DATA UNDER STUDY>
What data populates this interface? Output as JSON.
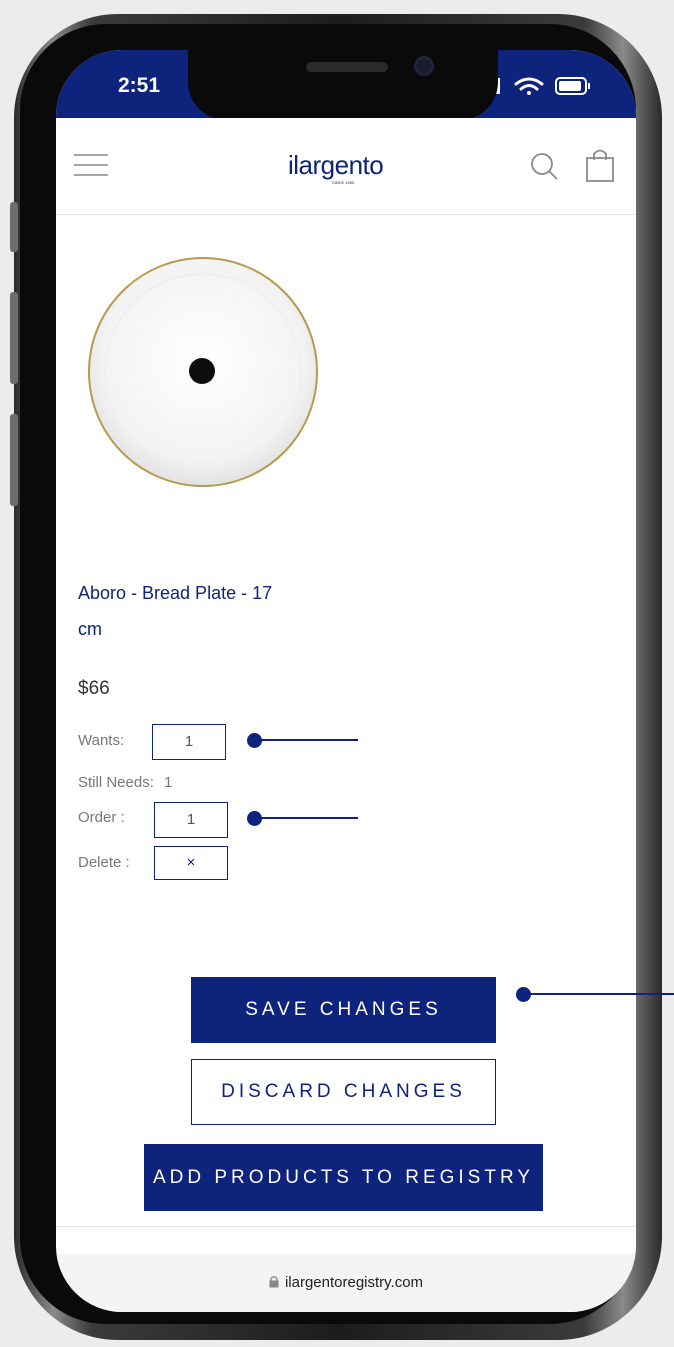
{
  "status_bar": {
    "time": "2:51",
    "icons": [
      "signal-icon",
      "wifi-icon",
      "battery-icon"
    ]
  },
  "header": {
    "logo": "ilargento",
    "logo_sub": "SINCE 1950",
    "icons": [
      "hamburger-menu-icon",
      "search-icon",
      "shopping-bag-icon"
    ]
  },
  "product": {
    "image": "bread-plate-image",
    "title_line1": "Aboro - Bread Plate - 17",
    "title_line2": "cm",
    "price": "$66",
    "wants_label": "Wants:",
    "wants_value": "1",
    "still_needs_label": "Still Needs:",
    "still_needs_value": "1",
    "order_label": "Order :",
    "order_value": "1",
    "delete_label": "Delete :",
    "delete_symbol": "×"
  },
  "actions": {
    "save": "SAVE CHANGES",
    "discard": "DISCARD CHANGES",
    "add_products": "ADD PRODUCTS TO REGISTRY"
  },
  "browser": {
    "url": "ilargentoregistry.com",
    "lock_icon": "lock-icon"
  },
  "colors": {
    "brand": "#0d237c",
    "background": "#ffffff"
  }
}
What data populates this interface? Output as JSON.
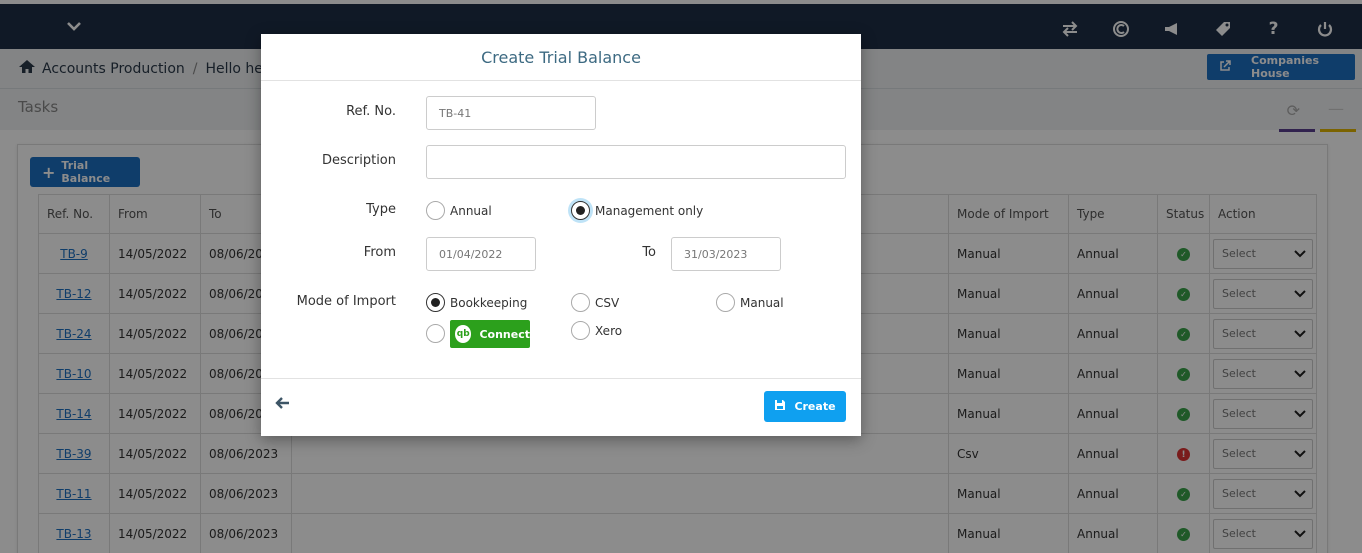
{
  "breadcrumb": {
    "home": "Accounts Production",
    "current": "Hello hell"
  },
  "header": {
    "companies_house": "Companies House"
  },
  "tasks": {
    "title": "Tasks",
    "trial_balance_button": "Trial Balance"
  },
  "table": {
    "headers": [
      "Ref. No.",
      "From",
      "To",
      "Mode of Import",
      "Type",
      "Status",
      "Action"
    ],
    "rows": [
      {
        "ref": "TB-9",
        "from": "14/05/2022",
        "to": "08/06/20",
        "mode": "Manual",
        "type": "Annual",
        "status": "ok",
        "action": "Select"
      },
      {
        "ref": "TB-12",
        "from": "14/05/2022",
        "to": "08/06/20",
        "mode": "Manual",
        "type": "Annual",
        "status": "ok",
        "action": "Select"
      },
      {
        "ref": "TB-24",
        "from": "14/05/2022",
        "to": "08/06/20",
        "mode": "Manual",
        "type": "Annual",
        "status": "ok",
        "action": "Select"
      },
      {
        "ref": "TB-10",
        "from": "14/05/2022",
        "to": "08/06/20",
        "mode": "Manual",
        "type": "Annual",
        "status": "ok",
        "action": "Select"
      },
      {
        "ref": "TB-14",
        "from": "14/05/2022",
        "to": "08/06/20",
        "mode": "Manual",
        "type": "Annual",
        "status": "ok",
        "action": "Select"
      },
      {
        "ref": "TB-39",
        "from": "14/05/2022",
        "to": "08/06/2023",
        "mode": "Csv",
        "type": "Annual",
        "status": "error",
        "action": "Select"
      },
      {
        "ref": "TB-11",
        "from": "14/05/2022",
        "to": "08/06/2023",
        "mode": "Manual",
        "type": "Annual",
        "status": "ok",
        "action": "Select"
      },
      {
        "ref": "TB-13",
        "from": "14/05/2022",
        "to": "08/06/2023",
        "mode": "Manual",
        "type": "Annual",
        "status": "ok",
        "action": "Select"
      }
    ]
  },
  "modal": {
    "title": "Create Trial Balance",
    "ref_label": "Ref. No.",
    "ref_value": "TB-41",
    "description_label": "Description",
    "description_value": "",
    "type_label": "Type",
    "type_options": [
      "Annual",
      "Management only"
    ],
    "type_selected": "Management only",
    "from_label": "From",
    "from_value": "01/04/2022",
    "to_label": "To",
    "to_value": "31/03/2023",
    "mode_label": "Mode of Import",
    "mode_options": [
      "Bookkeeping",
      "CSV",
      "Manual",
      "Connect",
      "Xero"
    ],
    "mode_selected": "Bookkeeping",
    "qb_logo": "qb",
    "create_label": "Create"
  },
  "colors": {
    "topbar": "#1e2f45",
    "primary": "#1d6fc2",
    "create": "#0fa0f0",
    "quickbooks": "#2ca01c",
    "status_ok": "#3aa34a",
    "status_error": "#dd3333"
  }
}
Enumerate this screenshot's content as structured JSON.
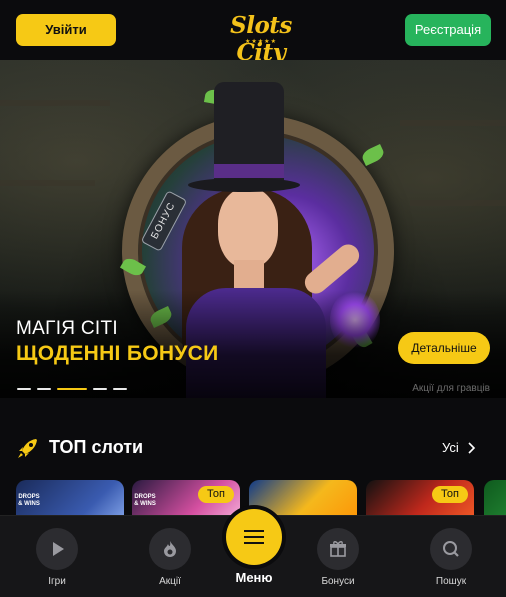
{
  "header": {
    "login_label": "Увійти",
    "register_label": "Реєстрація",
    "logo_text": "Slots City",
    "logo_stars": "★★★★★"
  },
  "banner": {
    "tag": "БОНУС",
    "subtitle": "МАГІЯ СІТІ",
    "title": "ЩОДЕННІ БОНУСИ",
    "details_label": "Детальніше",
    "caption": "Акції для гравців",
    "slides_count": 5,
    "active_slide": 3
  },
  "top_slots": {
    "title": "ТОП слоти",
    "see_all_label": "Усі",
    "tiles": [
      {
        "badge": "",
        "logo": "DROPS & WINS"
      },
      {
        "badge": "Топ",
        "logo": "DROPS & WINS"
      },
      {
        "badge": "",
        "logo": ""
      },
      {
        "badge": "Топ",
        "logo": ""
      },
      {
        "badge": "",
        "logo": ""
      }
    ]
  },
  "bottom_nav": {
    "items": [
      {
        "label": "Ігри",
        "icon": "play-icon"
      },
      {
        "label": "Акції",
        "icon": "fire-icon"
      },
      {
        "label": "Бонуси",
        "icon": "gift-icon"
      },
      {
        "label": "Пошук",
        "icon": "search-icon"
      }
    ],
    "menu_label": "Меню"
  },
  "colors": {
    "accent": "#f6c915",
    "register": "#27b45c",
    "background": "#0b0b0d"
  }
}
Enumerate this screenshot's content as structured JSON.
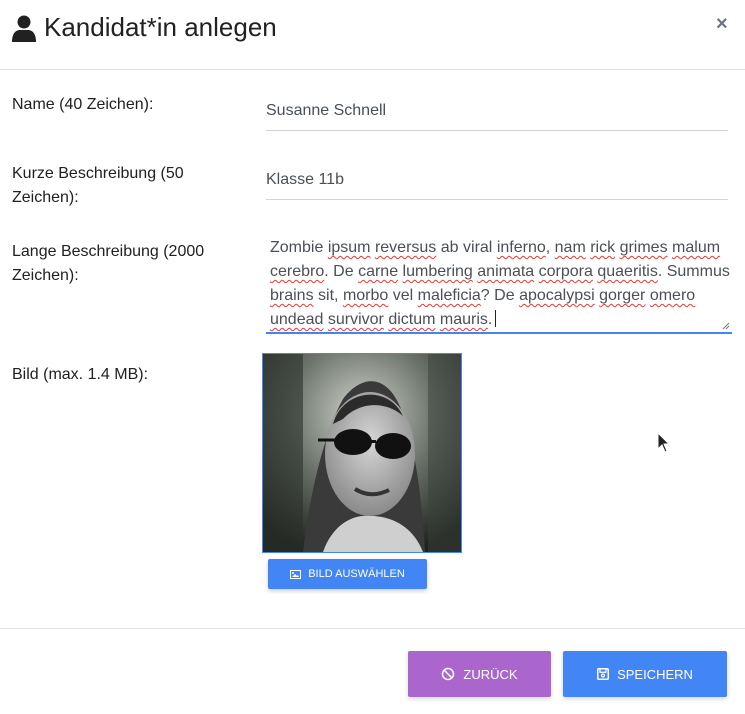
{
  "dialog": {
    "title": "Kandidat*in anlegen",
    "close_label": "×"
  },
  "form": {
    "name": {
      "label": "Name (40 Zeichen):",
      "value": "Susanne Schnell"
    },
    "short_description": {
      "label": "Kurze Beschreibung (50 Zeichen):",
      "value": "Klasse 11b"
    },
    "long_description": {
      "label": "Lange Beschreibung (2000 Zeichen):",
      "value": "Zombie ipsum reversus ab viral inferno, nam rick grimes malum cerebro. De carne lumbering animata corpora quaeritis. Summus brains sit, morbo vel maleficia? De apocalypsi gorger omero undead survivor dictum mauris."
    },
    "image": {
      "label": "Bild (max. 1.4 MB):",
      "select_button": "BILD AUSWÄHLEN"
    }
  },
  "footer": {
    "back_label": "ZURÜCK",
    "save_label": "SPEICHERN"
  },
  "icons": {
    "title": "user-icon",
    "close": "close-icon",
    "select_image": "image-icon",
    "back": "ban-icon",
    "save": "save-icon"
  },
  "colors": {
    "primary": "#4285f4",
    "secondary": "#aa66cc",
    "text": "#212121"
  }
}
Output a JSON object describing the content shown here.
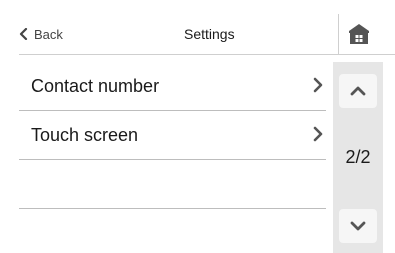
{
  "header": {
    "back_label": "Back",
    "title": "Settings",
    "home_icon": "home-icon"
  },
  "list": {
    "items": [
      {
        "label": "Contact number",
        "icon": "chevron-right-icon"
      },
      {
        "label": "Touch screen",
        "icon": "chevron-right-icon"
      },
      {
        "label": ""
      }
    ]
  },
  "scroller": {
    "page_indicator": "2/2",
    "up_icon": "chevron-up-icon",
    "down_icon": "chevron-down-icon"
  },
  "colors": {
    "icon": "#555555",
    "scroller_bg": "#e6e6e6",
    "scroll_button_bg": "#f6f6f6",
    "divider": "#bdbdbd"
  }
}
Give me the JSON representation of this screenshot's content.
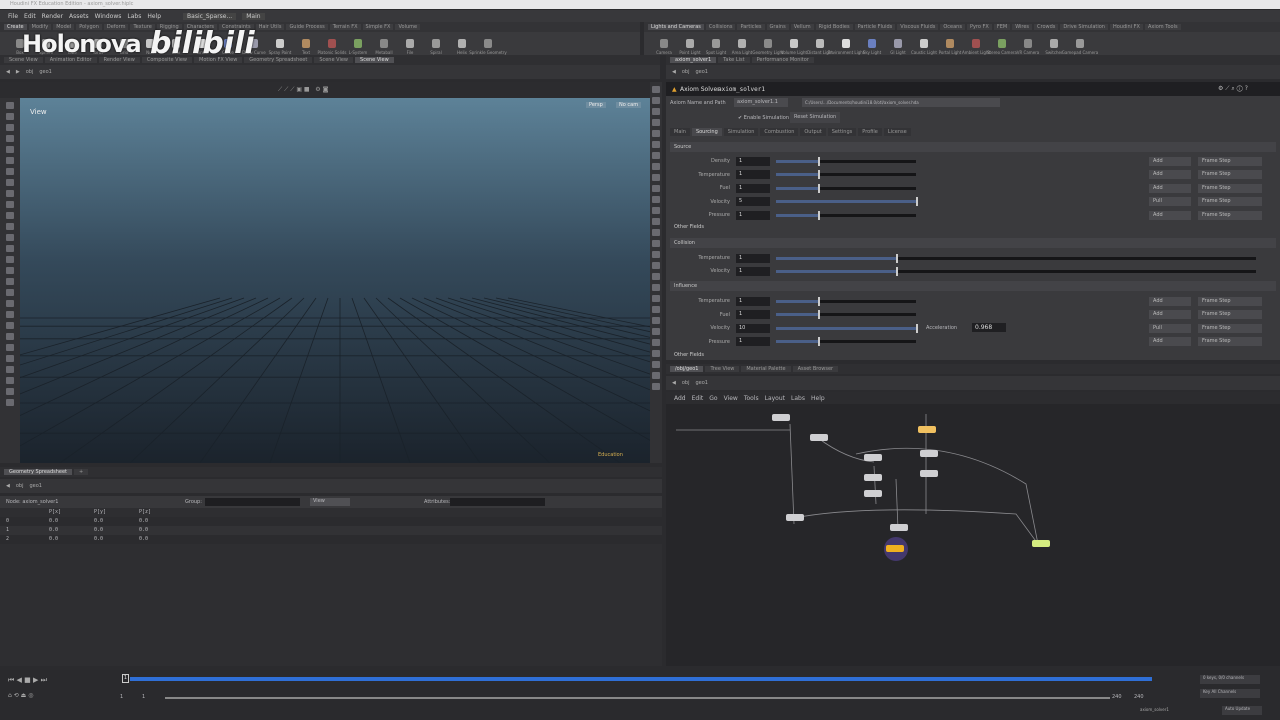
{
  "window": {
    "title": "Houdini FX Education Edition - axiom_solver.hiplc"
  },
  "menu": [
    "File",
    "Edit",
    "Render",
    "Assets",
    "Windows",
    "Labs",
    "Help"
  ],
  "desktop": {
    "label": "Basic_Sparse...",
    "secondary": "Main"
  },
  "shelf_left_tabs": [
    "Create",
    "Modify",
    "Model",
    "Polygon",
    "Deform",
    "Texture",
    "Rigging",
    "Characters",
    "Constraints",
    "Hair Utils",
    "Guide Process",
    "Terrain FX",
    "Simple FX",
    "Volume"
  ],
  "shelf_left_tools": [
    "Box",
    "Sphere",
    "Tube",
    "Torus",
    "Grid",
    "Null",
    "Line",
    "Circle",
    "Curve",
    "Draw Curve",
    "Spray Paint",
    "Text",
    "Platonic Solids",
    "L-System",
    "Metaball",
    "File",
    "Spiral",
    "Helix",
    "Sprinkle Geometry"
  ],
  "shelf_right_tabs": [
    "Lights and Cameras",
    "Collisions",
    "Particles",
    "Grains",
    "Vellum",
    "Rigid Bodies",
    "Particle Fluids",
    "Viscous Fluids",
    "Oceans",
    "Pyro FX",
    "FEM",
    "Wires",
    "Crowds",
    "Drive Simulation",
    "Houdini FX",
    "Axiom Tools"
  ],
  "shelf_right_tools": [
    "Camera",
    "Point Light",
    "Spot Light",
    "Area Light",
    "Geometry Light",
    "Volume Light",
    "Distant Light",
    "Environment Light",
    "Sky Light",
    "GI Light",
    "Caustic Light",
    "Portal Light",
    "Ambient Light",
    "Stereo Camera",
    "VR Camera",
    "Switcher",
    "Gamepad Camera"
  ],
  "left_pane": {
    "tabs": [
      "Scene View",
      "Animation Editor",
      "Render View",
      "Composite View",
      "Motion FX View",
      "Geometry Spreadsheet",
      "Scene View",
      "Scene View"
    ],
    "path": [
      "obj",
      "geo1"
    ],
    "viewport_label": "View",
    "persp": "Persp",
    "cam": "No cam",
    "status": "Education"
  },
  "right_top": {
    "tabs": [
      "axiom_solver1",
      "Take List",
      "Performance Monitor"
    ],
    "path": [
      "obj",
      "geo1"
    ]
  },
  "params": {
    "node_type": "Axiom Solver",
    "node_name": "axiom_solver1",
    "name_path_label": "Axiom Name and Path",
    "name_value": "axiom_solver1.1",
    "path_value": "C:/Users/.../Documents/houdini18.0/otl/axiom_solver.hda",
    "enable_sim": "Enable Simulation",
    "reset_sim": "Reset Simulation",
    "tabs": [
      "Main",
      "Sourcing",
      "Simulation",
      "Combustion",
      "Output",
      "Settings",
      "Profile",
      "License"
    ],
    "source": {
      "title": "Source",
      "rows": [
        {
          "label": "Density",
          "value": "1",
          "fill": 0.3,
          "mode": "Add",
          "step": "Frame Step"
        },
        {
          "label": "Temperature",
          "value": "1",
          "fill": 0.3,
          "mode": "Add",
          "step": "Frame Step"
        },
        {
          "label": "Fuel",
          "value": "1",
          "fill": 0.3,
          "mode": "Add",
          "step": "Frame Step"
        },
        {
          "label": "Velocity",
          "value": "5",
          "fill": 1.0,
          "mode": "Pull",
          "step": "Frame Step"
        },
        {
          "label": "Pressure",
          "value": "1",
          "fill": 0.3,
          "mode": "Add",
          "step": "Frame Step"
        }
      ]
    },
    "other_fields": "Other Fields",
    "collision": {
      "title": "Collision",
      "rows": [
        {
          "label": "Temperature",
          "value": "1",
          "fill": 0.25
        },
        {
          "label": "Velocity",
          "value": "1",
          "fill": 0.25
        }
      ]
    },
    "influence": {
      "title": "Influence",
      "rows": [
        {
          "label": "Temperature",
          "value": "1",
          "fill": 0.3,
          "mode": "Add",
          "step": "Frame Step"
        },
        {
          "label": "Fuel",
          "value": "1",
          "fill": 0.3,
          "mode": "Add",
          "step": "Frame Step"
        },
        {
          "label": "Velocity",
          "value": "10",
          "fill": 1.0,
          "mode": "Pull",
          "step": "Frame Step"
        },
        {
          "label": "Pressure",
          "value": "1",
          "fill": 0.3,
          "mode": "Add",
          "step": "Frame Step"
        }
      ],
      "accel_label": "Acceleration",
      "accel_value": "0.968"
    },
    "other_fields2": "Other Fields"
  },
  "network": {
    "tabs": [
      "/obj/geo1",
      "Tree View",
      "Material Palette",
      "Asset Browser"
    ],
    "path": [
      "obj",
      "geo1"
    ],
    "menu": [
      "Add",
      "Edit",
      "Go",
      "View",
      "Tools",
      "Layout",
      "Labs",
      "Help"
    ]
  },
  "spreadsheet": {
    "tab": "Geometry Spreadsheet",
    "path": [
      "obj",
      "geo1"
    ],
    "node_label": "Node: axiom_solver1",
    "group_label": "Group:",
    "view_label": "View",
    "attributes_label": "Attributes:",
    "columns": [
      "",
      "P[x]",
      "P[y]",
      "P[z]"
    ],
    "rows": [
      [
        "0",
        "0.0",
        "0.0",
        "0.0"
      ],
      [
        "1",
        "0.0",
        "0.0",
        "0.0"
      ],
      [
        "2",
        "0.0",
        "0.0",
        "0.0"
      ]
    ]
  },
  "timeline": {
    "current_frame": "1",
    "start": "1",
    "start2": "1",
    "end": "240",
    "end2": "240",
    "keys_label": "0 keys, 0/0 channels",
    "key_all": "Key All Channels",
    "auto_update": "Auto Update",
    "user": "axiom_solver1"
  },
  "watermark": {
    "text1": "Holonova",
    "text2": "bilibili"
  },
  "colors": {
    "accent_blue": "#2f6fd6",
    "viewport_top": "#5d8298",
    "selected_node": "#f0b020",
    "display_node": "#c8e870"
  }
}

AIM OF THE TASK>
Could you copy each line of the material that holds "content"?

EXERCISE RESPONSE>
Enumerate this screenshot's content as structured JSON.
Enumerate this screenshot's content as structured JSON.
Output a JSON object describing the content shown here.
Give me the JSON representation of this screenshot's content.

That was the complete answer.